“Guys like Albert, he has one agenda,” Maddon said. “He is definitely a level-five, all-I-want-to-do-is-win guy.”
Pujols will start the season fourth in career RBIs with 2,075. He is sixth all-time with 656 home runs. With this season shortened, if he doesn’t play after his contract expires next year, some statistical benchmarks figure to be out of reach – such as 700 home runs or Hank Aaron’s RBI record of 2,297.
“People asked me the same thing, oh, because numbers this and that,” Pujols said. “But guys, when are you going to learn? This is not about Albert Pujols. This is about the Angels organization and what I’m supposed to do to help my team win.”
His professionalism reflects his devotion to the game, which he insisted remains unchanged from when he broke into the majors.
“I feel like I was in 2001 when I came to Cardinals camp to make that ballclub,” he said. “I still have the same desire. I was talking to Tony La Russa the other day and we were talking about that, man, just that passion. It’s in my blood. Even after I retire, I’m probably going to still have it because I think I have so much wisdom that I can continue to pass along to so many young athletes and players that are coming up right now in our organization and in the Dominican Republic.”

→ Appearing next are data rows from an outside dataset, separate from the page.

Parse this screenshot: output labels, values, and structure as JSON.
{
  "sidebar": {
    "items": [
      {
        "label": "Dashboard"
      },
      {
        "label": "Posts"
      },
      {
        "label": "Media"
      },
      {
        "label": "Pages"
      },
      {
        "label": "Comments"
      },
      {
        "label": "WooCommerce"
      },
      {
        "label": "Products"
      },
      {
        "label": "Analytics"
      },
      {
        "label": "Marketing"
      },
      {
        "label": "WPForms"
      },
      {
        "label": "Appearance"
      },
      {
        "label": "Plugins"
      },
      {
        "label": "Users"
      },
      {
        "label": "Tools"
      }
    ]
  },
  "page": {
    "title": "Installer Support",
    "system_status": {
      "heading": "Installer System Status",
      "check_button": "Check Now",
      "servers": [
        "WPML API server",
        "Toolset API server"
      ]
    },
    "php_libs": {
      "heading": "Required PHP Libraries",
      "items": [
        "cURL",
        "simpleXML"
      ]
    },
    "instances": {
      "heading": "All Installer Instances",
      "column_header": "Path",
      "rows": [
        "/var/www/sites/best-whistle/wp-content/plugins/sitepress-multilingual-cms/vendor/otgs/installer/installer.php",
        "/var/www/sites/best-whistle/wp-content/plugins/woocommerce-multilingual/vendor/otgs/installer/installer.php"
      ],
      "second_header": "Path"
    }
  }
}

If anything, Pujols said the game has become more enjoyable because of improved health. This was the second consecutive offseason in which he didn’t have any surgeries.
“I think I enjoyed it last year and I’m going to enjoy this season again,” he said. “And hopefully, we get into the postseason and I can enjoy it more.”
Pujols has already started to advise his teammates on how to make that happen.
“Every game is like a playoff game,” he said. “You don’t have 162 games. Right out of the gate, you have to be ready to go. I don’t think anybody has an advantage. The team that has the advantage is the team that is ready to play mentally, physically.”
If the Angels can be that team, the public itself could gain a new perspective, transforming Pujols from financial burden to triumphant leader.